Research by the TUC and the Action for Rail union campaign showed that fares have risen by 25% in the last six years, while average weekly earnings have grown by just 12%, The Press Association reported.
The findings come as the Government announced regulated rail fares would rise by 1.9% on January 1 2017.
Around half of rail fares are regulated, including season tickets on most commuter journeys, some off-peak return tickets on long distance trips and anytime tickets around major cities.
As fares for passengers rise, dividends paid to shareholders of private train companies have risen by 21% in the last year to £222 million, said the unions.
TUC general secretary Frances O’Grady said: “Rail passengers are paying more and getting even less.
“Fares go up while trains remain overcrowded, stations are unstaffed, and rail companies cut the guards who ensure journeys run smoothly and safely.
“It’s time for rail services to be publicly owned, saving money for passengers and taxpayers alike.
“Instead of increasing fares and cutting staff, we should be building an accessible, reliable train service that Britain can be proud of.”
Aslef general secretary Mick Whelan said: “Once more the passengers and taxpayers will wonder why they must pay more for an increasingly poor service.
“When will the Government and the Department for Transport listen to those impacted by daft decisions and what is patently only good for the vested interests?”
RMT general secretary Mick Cash said: “The rail privatisation racket is robbing the British people day in and day out.
“The train companies trouser billions while starving our rail infrastructure of the investment it so desperately needs.
“With the train companies queuing up to slash jobs and working conditions, at a time of dangerous overcrowding, it is a scandal that they are getting yet another fare hike.
“Private profit is being placed above rail safety.”
TSSA general secretary Manuel Cortes said: “Our rail fares are already the highest in Europe and today’s increases will only make that record worse.
“It’s time that ministers gave rail passengers a break and actually froze fares in real terms.
“Fares on the most popular routes have jumped by more than 245% since rail was privatised 20 years ago.
“Running a publicly owned railway would end this annual mugging of passengers and give us a network run in the interests of passengers and staff.”
A series of protests will be held at railway stations across the country by the unions on Tuesday.
Rail Minister Paul Maynard said: “This will be disappointing news for passengers who should not be made to suffer any further disruption from strikes or other unjustified action.
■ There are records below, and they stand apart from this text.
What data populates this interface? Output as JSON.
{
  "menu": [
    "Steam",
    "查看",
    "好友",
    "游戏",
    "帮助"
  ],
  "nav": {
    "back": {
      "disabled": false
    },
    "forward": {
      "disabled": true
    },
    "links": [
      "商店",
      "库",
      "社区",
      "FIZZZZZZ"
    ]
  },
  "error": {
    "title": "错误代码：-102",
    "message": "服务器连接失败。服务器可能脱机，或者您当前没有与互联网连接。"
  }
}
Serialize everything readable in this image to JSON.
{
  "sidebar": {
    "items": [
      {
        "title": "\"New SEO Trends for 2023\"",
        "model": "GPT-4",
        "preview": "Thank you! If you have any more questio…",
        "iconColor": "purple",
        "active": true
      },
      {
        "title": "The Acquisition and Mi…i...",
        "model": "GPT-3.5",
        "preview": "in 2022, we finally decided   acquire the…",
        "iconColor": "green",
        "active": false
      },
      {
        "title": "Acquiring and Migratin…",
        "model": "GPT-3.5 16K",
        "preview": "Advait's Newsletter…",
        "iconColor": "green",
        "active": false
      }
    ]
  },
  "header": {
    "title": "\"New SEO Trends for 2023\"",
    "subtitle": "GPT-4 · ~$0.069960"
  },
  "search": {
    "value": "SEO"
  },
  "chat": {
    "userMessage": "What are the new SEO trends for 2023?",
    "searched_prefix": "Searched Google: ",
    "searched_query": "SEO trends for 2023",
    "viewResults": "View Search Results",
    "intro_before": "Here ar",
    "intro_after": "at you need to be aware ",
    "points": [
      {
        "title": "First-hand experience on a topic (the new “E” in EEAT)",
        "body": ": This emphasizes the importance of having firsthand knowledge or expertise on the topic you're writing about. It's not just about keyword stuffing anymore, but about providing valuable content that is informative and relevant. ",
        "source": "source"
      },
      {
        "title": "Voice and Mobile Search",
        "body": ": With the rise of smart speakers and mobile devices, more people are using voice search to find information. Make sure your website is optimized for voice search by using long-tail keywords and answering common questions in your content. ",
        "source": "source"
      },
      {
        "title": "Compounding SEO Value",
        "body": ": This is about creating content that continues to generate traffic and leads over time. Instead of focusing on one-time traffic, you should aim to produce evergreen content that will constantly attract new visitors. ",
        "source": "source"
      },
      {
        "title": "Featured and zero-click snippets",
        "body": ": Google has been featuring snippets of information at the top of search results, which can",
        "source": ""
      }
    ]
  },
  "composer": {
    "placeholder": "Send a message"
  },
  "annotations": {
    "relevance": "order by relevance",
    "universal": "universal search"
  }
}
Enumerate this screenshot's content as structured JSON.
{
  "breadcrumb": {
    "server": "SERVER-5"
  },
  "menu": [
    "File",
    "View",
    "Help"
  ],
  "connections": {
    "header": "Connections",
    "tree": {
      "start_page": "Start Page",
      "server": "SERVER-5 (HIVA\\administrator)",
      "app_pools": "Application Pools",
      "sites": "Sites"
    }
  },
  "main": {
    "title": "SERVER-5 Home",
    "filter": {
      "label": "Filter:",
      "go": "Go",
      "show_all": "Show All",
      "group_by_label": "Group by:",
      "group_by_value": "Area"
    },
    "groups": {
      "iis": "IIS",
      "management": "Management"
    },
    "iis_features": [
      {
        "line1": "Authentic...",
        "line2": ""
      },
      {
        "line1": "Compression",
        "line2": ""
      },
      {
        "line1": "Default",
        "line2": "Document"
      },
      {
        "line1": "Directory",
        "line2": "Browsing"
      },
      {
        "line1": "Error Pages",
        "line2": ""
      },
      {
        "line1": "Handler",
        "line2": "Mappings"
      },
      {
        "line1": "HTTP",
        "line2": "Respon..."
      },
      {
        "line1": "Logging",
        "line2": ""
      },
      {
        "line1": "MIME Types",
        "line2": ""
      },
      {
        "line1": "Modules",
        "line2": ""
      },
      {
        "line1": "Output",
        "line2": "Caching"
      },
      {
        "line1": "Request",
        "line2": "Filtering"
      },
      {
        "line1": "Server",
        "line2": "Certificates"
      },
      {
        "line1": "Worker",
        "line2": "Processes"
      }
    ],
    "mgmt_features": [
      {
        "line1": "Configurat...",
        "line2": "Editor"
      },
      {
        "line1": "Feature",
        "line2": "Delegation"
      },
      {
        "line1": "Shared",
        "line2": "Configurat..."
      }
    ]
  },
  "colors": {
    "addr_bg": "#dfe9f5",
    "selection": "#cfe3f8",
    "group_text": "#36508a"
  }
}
I hope all parties can find a way to work together to deliver a modern railway, with the additional capacity and improved performance passengers want.”